Located on the fringes of the Lake District, Westmorland County Show is a fantastic day out – voted as one of the UK’s favourite Shows and enjoyed by over 30,000 visitors every year. A major livestock Show with classes for cattle, sheep, pigs, goats and alpacas, heavy and light horses too, there’s plenty to see. Come and meet the foxhounds, get up close to magnificent cattle, marvel at the show jumping, discover the interactive displays in our Learning for Life Marquee, get inspired by the WI’s crafty creations, or cheer on your favourites in the Cumberland & Westmorland Wrestling. Be tempted by artisan chocolates, cheeses, pies, gins and much more in the North West’s largest local Food Hall, or drop the children off at our creche and enjoy the Show at your own pace.

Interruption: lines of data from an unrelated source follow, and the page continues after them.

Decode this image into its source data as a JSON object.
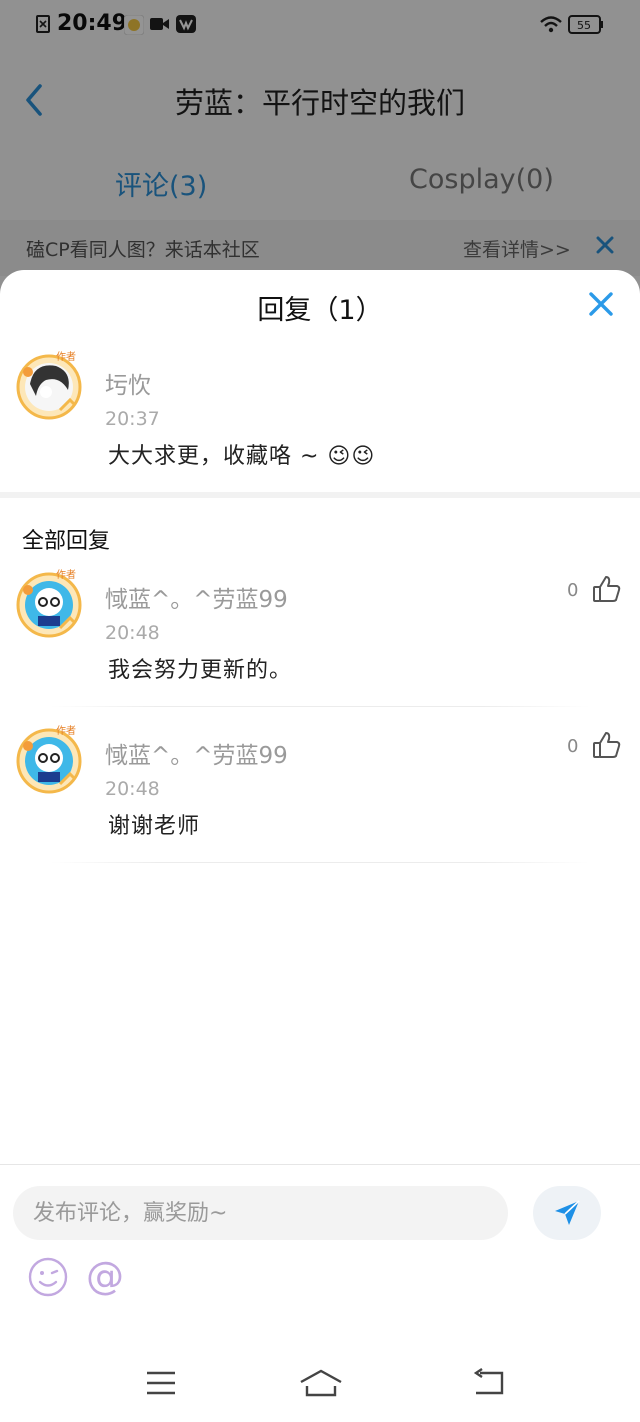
{
  "status_bar": {
    "time": "20:49",
    "battery": "55"
  },
  "header": {
    "title": "劳蓝：平行时空的我们"
  },
  "tabs": [
    {
      "label": "评论(3)"
    },
    {
      "label": "Cosplay(0)"
    }
  ],
  "banner": {
    "text": "磕CP看同人图？来话本社区",
    "link": "查看详情>>"
  },
  "sheet": {
    "title": "回复（1）",
    "original": {
      "username": "圬忺",
      "time": "20:37",
      "content": "大大求更，收藏咯 ~ 😉😉",
      "badge": "作者"
    },
    "section_title": "全部回复",
    "replies": [
      {
        "username": "惐蓝^。^劳蓝99",
        "time": "20:48",
        "content": "我会努力更新的。",
        "likes": "0",
        "badge": "作者"
      },
      {
        "username": "惐蓝^。^劳蓝99",
        "time": "20:48",
        "content": "谢谢老师",
        "likes": "0",
        "badge": "作者"
      }
    ]
  },
  "input_bar": {
    "placeholder": "发布评论，赢奖励~",
    "value": "",
    "at_symbol": "@"
  },
  "icons": {
    "back": "back-chevron-icon",
    "close": "close-icon",
    "like": "thumbs-up-icon",
    "send": "paper-plane-icon",
    "emoji": "smiley-icon",
    "nav_menu": "menu-icon",
    "nav_home": "home-icon",
    "nav_back": "return-icon"
  },
  "colors": {
    "accent": "#2b8fd6",
    "close_blue": "#2b9ae8",
    "send_blue": "#1e90e6",
    "emoji_purple": "#c2a8e0"
  }
}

Of the many treasures waiting to be discovered in the English Lake District, Lowther Castle is a particular gem. Built at the turn of the 19th century, on the site of two previous houses, the castle was a grand affair boasting a room for every day of the year. Its gardens were the envy of the north. But in 1957 the castle was demolished. Just the façade and outer walls remained standing and for over half a century, the place was empty – home only to chickens, pigs and the odd bat. The gardens were lost to wilderness. Seventy years on from its demolition, Lowther Castle is now one of the most intriguing visitor attractions in the country. Indeed it was voted Large Visitor Attraction of the Year 2018 in the Cumbria Tourism Awards.